Although the source of that information could in this case have been Elovitch, or “officials around” Netanyahu, it may be assumed that Mendelblit would not have mentioned the claim unless Erdan had confirmed it.
Netanyahu took the opportunity of former cabinet minister Gideon Saar’s departure from politics in November 2014 to appoint Erdan public security minister. This meant the end of Erdan’s troublesome (from Elovitch’s point of view) term as communications minister.
Erdan probably did not object to receiving a senior cabinet position, but Mendelblit says Erdan asked Netanyahu to stay on as communications minister as well, apparently until the end of the term (the election was held in 2015), to see through the reform in the telecommunications market. Netanyahu refused, and appointed himself communications minister.
This is the way Mendelblit described it: “Your decision not to extend Erdan’s term in the communications ministry was made despite Erdan’s request to remain in office, at least until ... the completion of the reform, which would have hurt Bezeq and Elovitch.”

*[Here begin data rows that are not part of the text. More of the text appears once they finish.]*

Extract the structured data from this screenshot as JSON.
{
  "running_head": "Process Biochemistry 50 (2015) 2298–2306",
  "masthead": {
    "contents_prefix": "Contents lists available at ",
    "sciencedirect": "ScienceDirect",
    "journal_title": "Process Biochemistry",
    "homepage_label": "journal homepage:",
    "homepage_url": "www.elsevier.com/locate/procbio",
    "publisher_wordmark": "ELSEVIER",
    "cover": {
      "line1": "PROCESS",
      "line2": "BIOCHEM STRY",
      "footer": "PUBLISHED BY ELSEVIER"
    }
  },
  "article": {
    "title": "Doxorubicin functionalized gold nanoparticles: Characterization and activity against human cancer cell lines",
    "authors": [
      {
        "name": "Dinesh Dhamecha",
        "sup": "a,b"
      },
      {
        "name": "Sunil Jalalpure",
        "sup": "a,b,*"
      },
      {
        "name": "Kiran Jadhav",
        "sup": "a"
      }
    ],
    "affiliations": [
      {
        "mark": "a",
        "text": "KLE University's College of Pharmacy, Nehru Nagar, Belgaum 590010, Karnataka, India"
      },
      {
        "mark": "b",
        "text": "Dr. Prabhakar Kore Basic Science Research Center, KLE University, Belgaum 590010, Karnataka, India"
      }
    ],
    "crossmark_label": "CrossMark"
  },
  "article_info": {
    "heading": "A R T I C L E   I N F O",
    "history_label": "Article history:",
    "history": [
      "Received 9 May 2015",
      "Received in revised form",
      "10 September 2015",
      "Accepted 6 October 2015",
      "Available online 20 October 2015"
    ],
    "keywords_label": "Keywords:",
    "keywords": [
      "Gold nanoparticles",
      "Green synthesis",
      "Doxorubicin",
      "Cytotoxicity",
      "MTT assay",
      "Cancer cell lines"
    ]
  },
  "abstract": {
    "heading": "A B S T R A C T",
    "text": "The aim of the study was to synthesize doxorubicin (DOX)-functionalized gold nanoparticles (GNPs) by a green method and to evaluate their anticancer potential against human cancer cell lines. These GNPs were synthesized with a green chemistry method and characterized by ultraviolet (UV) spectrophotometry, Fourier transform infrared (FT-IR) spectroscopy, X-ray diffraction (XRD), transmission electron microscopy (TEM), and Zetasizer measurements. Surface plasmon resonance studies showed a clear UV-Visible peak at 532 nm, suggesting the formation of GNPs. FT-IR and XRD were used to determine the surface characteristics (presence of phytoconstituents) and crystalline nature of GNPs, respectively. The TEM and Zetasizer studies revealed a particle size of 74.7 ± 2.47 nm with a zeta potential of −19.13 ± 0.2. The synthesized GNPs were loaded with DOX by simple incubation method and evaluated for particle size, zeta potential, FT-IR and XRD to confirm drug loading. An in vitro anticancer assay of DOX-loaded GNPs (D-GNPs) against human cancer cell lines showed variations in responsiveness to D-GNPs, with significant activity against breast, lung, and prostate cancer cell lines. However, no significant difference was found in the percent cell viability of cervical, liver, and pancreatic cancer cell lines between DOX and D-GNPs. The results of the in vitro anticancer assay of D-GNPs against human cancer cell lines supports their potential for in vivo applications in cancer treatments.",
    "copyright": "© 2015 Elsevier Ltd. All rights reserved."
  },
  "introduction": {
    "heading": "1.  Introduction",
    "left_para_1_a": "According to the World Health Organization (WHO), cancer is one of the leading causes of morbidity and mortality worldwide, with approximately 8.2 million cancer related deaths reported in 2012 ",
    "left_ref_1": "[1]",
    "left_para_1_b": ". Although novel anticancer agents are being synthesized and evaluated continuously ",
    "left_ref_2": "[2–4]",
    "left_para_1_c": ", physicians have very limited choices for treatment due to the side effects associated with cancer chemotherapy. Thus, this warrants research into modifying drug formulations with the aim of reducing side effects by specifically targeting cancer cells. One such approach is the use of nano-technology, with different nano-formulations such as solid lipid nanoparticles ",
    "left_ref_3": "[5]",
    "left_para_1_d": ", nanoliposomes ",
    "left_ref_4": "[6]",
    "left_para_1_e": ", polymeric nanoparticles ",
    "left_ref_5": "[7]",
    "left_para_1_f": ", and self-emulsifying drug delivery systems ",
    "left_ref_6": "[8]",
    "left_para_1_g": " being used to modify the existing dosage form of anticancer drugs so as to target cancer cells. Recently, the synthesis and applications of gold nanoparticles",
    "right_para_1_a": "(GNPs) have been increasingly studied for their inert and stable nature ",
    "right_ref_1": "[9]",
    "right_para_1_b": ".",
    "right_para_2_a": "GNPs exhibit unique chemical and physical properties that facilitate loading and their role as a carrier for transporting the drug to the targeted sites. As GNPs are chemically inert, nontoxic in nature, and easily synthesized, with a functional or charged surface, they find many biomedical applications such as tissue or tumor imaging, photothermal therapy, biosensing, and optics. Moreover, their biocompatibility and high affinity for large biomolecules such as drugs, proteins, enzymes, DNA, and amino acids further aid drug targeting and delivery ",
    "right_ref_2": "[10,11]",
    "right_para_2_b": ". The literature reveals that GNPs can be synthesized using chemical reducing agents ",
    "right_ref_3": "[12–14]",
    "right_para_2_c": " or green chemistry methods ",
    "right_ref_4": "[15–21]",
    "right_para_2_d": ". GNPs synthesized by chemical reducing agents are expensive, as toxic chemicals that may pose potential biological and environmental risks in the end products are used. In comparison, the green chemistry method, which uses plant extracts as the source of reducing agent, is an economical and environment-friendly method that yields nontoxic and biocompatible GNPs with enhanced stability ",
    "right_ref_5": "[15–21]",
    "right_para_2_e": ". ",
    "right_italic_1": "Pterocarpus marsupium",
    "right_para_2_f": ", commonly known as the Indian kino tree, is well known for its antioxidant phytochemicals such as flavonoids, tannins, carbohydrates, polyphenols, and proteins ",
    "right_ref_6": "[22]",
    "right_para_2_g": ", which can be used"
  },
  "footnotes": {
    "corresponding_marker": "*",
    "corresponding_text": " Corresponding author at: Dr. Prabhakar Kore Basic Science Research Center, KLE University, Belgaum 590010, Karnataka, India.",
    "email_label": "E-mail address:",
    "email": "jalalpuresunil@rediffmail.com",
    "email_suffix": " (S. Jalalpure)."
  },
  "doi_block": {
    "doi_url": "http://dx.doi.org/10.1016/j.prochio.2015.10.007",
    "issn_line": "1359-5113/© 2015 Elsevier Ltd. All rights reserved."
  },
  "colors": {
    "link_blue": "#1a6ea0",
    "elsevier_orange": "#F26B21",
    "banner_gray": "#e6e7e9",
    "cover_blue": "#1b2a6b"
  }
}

The attorney general said messages on this matter were conveyed to the prime minister by Nir Hefetz. According to these statements “Elovitch is against Erdan continuing as communications minister.”
This matches reports by the Kan news corporation in June that one of the witnesses in this case told investigators that he had met Elovitch in late 2014 after Erdan had left the Communications Ministry and that Elovitch had boasted to him that the prime minister’s son Yair was already tweeting a new theory that Erdan had been pressured by the police to incriminate Netanyahu by means of intelligence information it had collected in the so-called Yitzhaki document, which contains intelligence on Knesset members and cabinet ministers in the outgoing Knesset, compiled on orders of the head of the police investigations and intelligence division at the time.